Online services intrinsically related to the high-tech sector use the Industrial Internet of things (IoT) also known as the Industrial Internet, artificial intelligence (AI) and robotics while expert services are represented by clinical research and regulations.
One of the most striking examples is a distribution agreement between Euformatics (Finland) and Al Jeel (Saudi Arabia) expanding the scope of the NGS omnomics Suite software to hospitals and laboratories in the Middle East.
Healthtech Finland fosters industry growth and collective knowledge
Healthtech Finland is an association representing the interests of the Finnish technology industry and at the same time a community of industry professionals providing a collaboration platform that fosters industry growth and collective knowledge.
The association was founded in 1980 based on the interests of companies that stood at the origins of digitalization and were interested in collaboration at different levels. Planmeca, PerkinElmer Wallac, GE Healthcare, and Thermo Fisher Scientific were the pioneers among Finnish hi-tech companies.

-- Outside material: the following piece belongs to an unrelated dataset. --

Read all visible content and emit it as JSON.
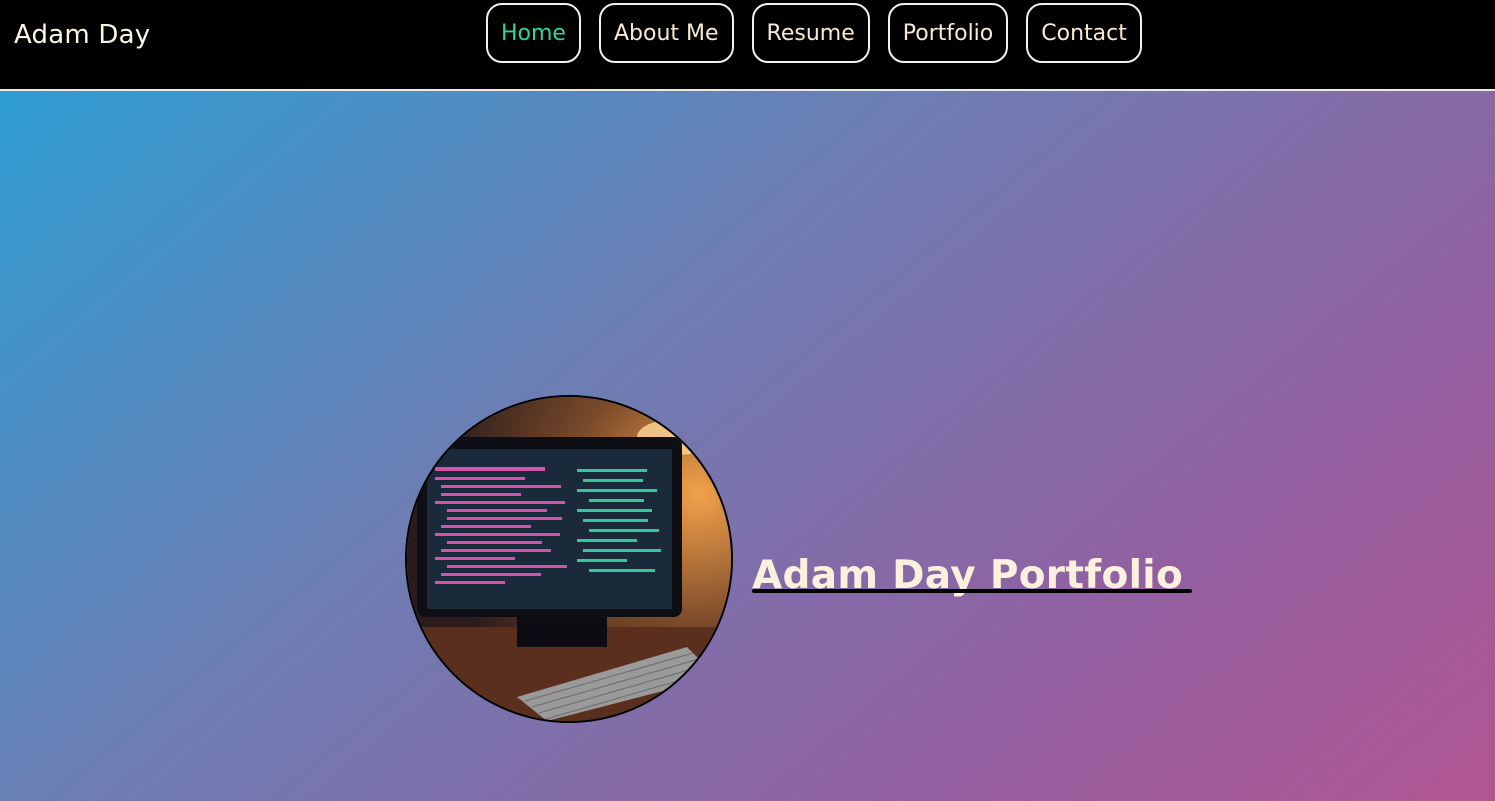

The main objective of Healthtech Finland is organizing working groups, webinars, workshops and knowledge exchange to ensure the promotion of collective knowledge and, as a result, the position of Finland-based health technology companies in the global market.
The Association organizes its work through annual working group meetings including Medical Devices, In vitro Diagnostics and Health Data working groups. Each group represents a growing sector: devices related to visualization of disease processes, laboratory research, and data structuring from the healthcare sector. In addition, the association also has Genomic Industry Special Interest Group and Ageing Finland Network.
As of today, the association has 150 members with about ten of them representing supporting companies such as research institutes, authorized agencies as well as chambers and communities for urban development while the remaining 140 are operating directly in healthcare technologies.
Finland attracts international health tech companies
According to Saara Hassinen, Managing Director of Healthtech Finland, the tremendous growth of the technology market since 1997 has been driven by a vast research base, research expertise and availability of the necessary skills, which led to the emergence of new companies that began to use clinical data provided by hospitals.
Successful cooperation between companies and technology platforms represented by government organizations contributes to the overall success. Well-coordinated operating processes coupled with government support inspired many international companies to continue research and operations in Finland.
European legislation is being harmonized with new European regulations (Medical Device Regulation and In vitro Diagnostics Regulation), so as the CE mark. If the company exports outside Europe, the requirements of the destination country must be taken into account.
As to the field with the most dynamic growth, it really depends on the global environment. In the COVID19 year 2020, the largest increase was in exports of laboratory diagnostics. In ”normal” years, the strongest is the export of medical devices.
In future, new technologies (such as the internet of things, artificial intelligence and 3D printing) will play a significant role both in Finland and across the globe.
Many Finnish companies steer for the global market
The larger the company, the higher is the importance of entering the global market with its products and offerings. Global operations require excellent distribution and sales networks that are designed in collaboration with other businesses involved in the process.
Companies are also interested in international research collaborations. Many are involved, for example, in EU framework program projects. Ecosystems and value chains are no longer national. They are international and Finnish companies want to join them.
Production and operation ecosystems and value chains are growing beyond the limit of national businesses pushing many Finnish companies steer for the global market and cooperation with companies from all over the world, including Russia.
Such cooperation is often facilitated by Business Finland, a government agency headquartered in Helsinki and designed to promote innovation, trade, and investment. Business Finland currently employs 600 experts in 40 offices worldwide as well as in 20 regional offices across Finland.